A friend saw a photo of me from 8 years ago, and she complimented me on how the person I am now seems to be so much more assured and beautiful from within and without. The comment surprised me, because that was a time in my life were it all clicked.
I used to think that growing up was about solidifying who we are. Adding wisdom. Adding experiences to a person that was constant. I now believe that life and identity occur in cycles. That photo came from a time of mastery. I felt like I belonged—everywhere. I felt at the center of all the parts of my life. I had the best collaborator in my research. I had friends and plans and had a clear purpose with my kids.
Eight years later, I find myself moving through a new cycle. We build until that form no longer fits. Much like a crab that has molted its hard exterior, we shed our skin and build anew. Over and over again. We build new versions of ourselves as we change and life changes around us.
Research on life cycles abounds. Astrologists view life cycles as as seven year patterns; numerologists have nine year patterns. Others focus on the framework of a life cycle. Molly Mahar offers a four part cycles of life that I find helpful. The parts are unrest, destruction, growth, mastery.
We begin a new cycle when we feel unease. The unease can come from within. It may also be due to all that is shifting around us. In times of unease and We can ignore the unease until the shift hits us over the head, or we can lean into it. Regardless, we have seasons of destruction. Some can be devastating. Some can be joyful. Some can provide clarity and sometimes confusion.
We are all emerging from the pandemic in a world in which hate is allowed to be spoken so freely. Many of us are questioning how we want to engage with the outer world after our time of isolation. For me, it is also a time when both my parents and my children have moved physically into new phases of their lives. My workplace also looks different and feels different. My colleagues and students are renegotiating their relationship to work, as am I. My own purpose in relation to all of these components of my life have shifted as they shift.
As I move from the “doing” phase of the destruction–the moving of family members, the masking and the vaccinating, the learning to teach online and then learning to teach in person again, the imposed removal of social interaction.
The constant doing of destruction has abated for me. And I am feeling the “now what?” growth phase. This phase feels vulnerable but also has more possibility to grow into a whole range of possibilities. Instead of feeling assured, I have a lot of questions about all of my roles, all of my identities, and who are my “people” in this new era.I have both endured, embraced, and even celebrated the destruction of old ways.
My growth this time will build upon former cycles. We don’t start over. It’s more of a spiral of building upon the foundations of the past. I will rebuild upon my own deep hard work of former cycles. Cycles in which I learned how to befriend my shadow self. How to find orphaned “parts” of my Self that have been scared and vulnerable since childhood. How to breathe. How to connect with my ancestors. How to use sound and rhythm and meditation to find deeper answers.

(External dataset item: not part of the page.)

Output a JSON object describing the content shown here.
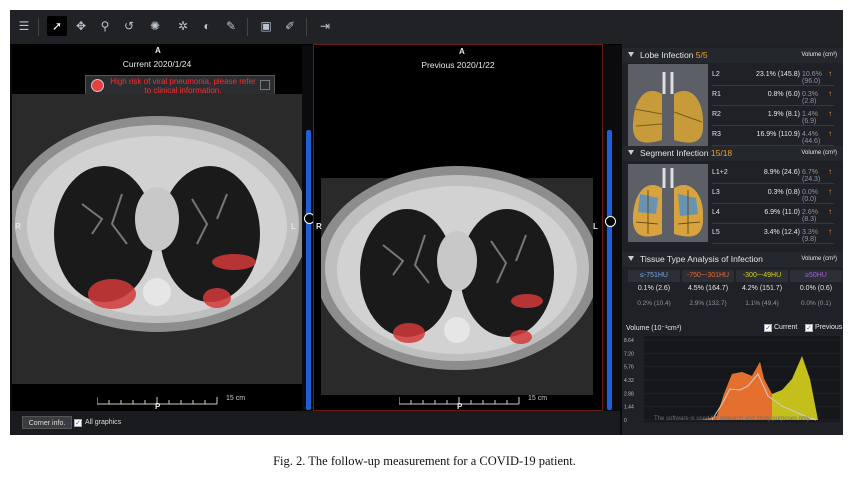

Enjoying the journey is all the rage, and yet I do admit I love feeling mastery. And the mastery will come again. Yet it is all the other parts of the cycle where the learning really occurs. Where I have the chance to show up and grow. To do better. Be better. As I move again toward mastery, I must focus on gratitude. On the evolving and emerging synergies. Thank myself for all of the work and evolving that I have done to allow me to serve the world and myself in a more authentic way.
Working through a new cycle? A coach can help you along the way. Contact me at firstname.lastname@example.org to learn more.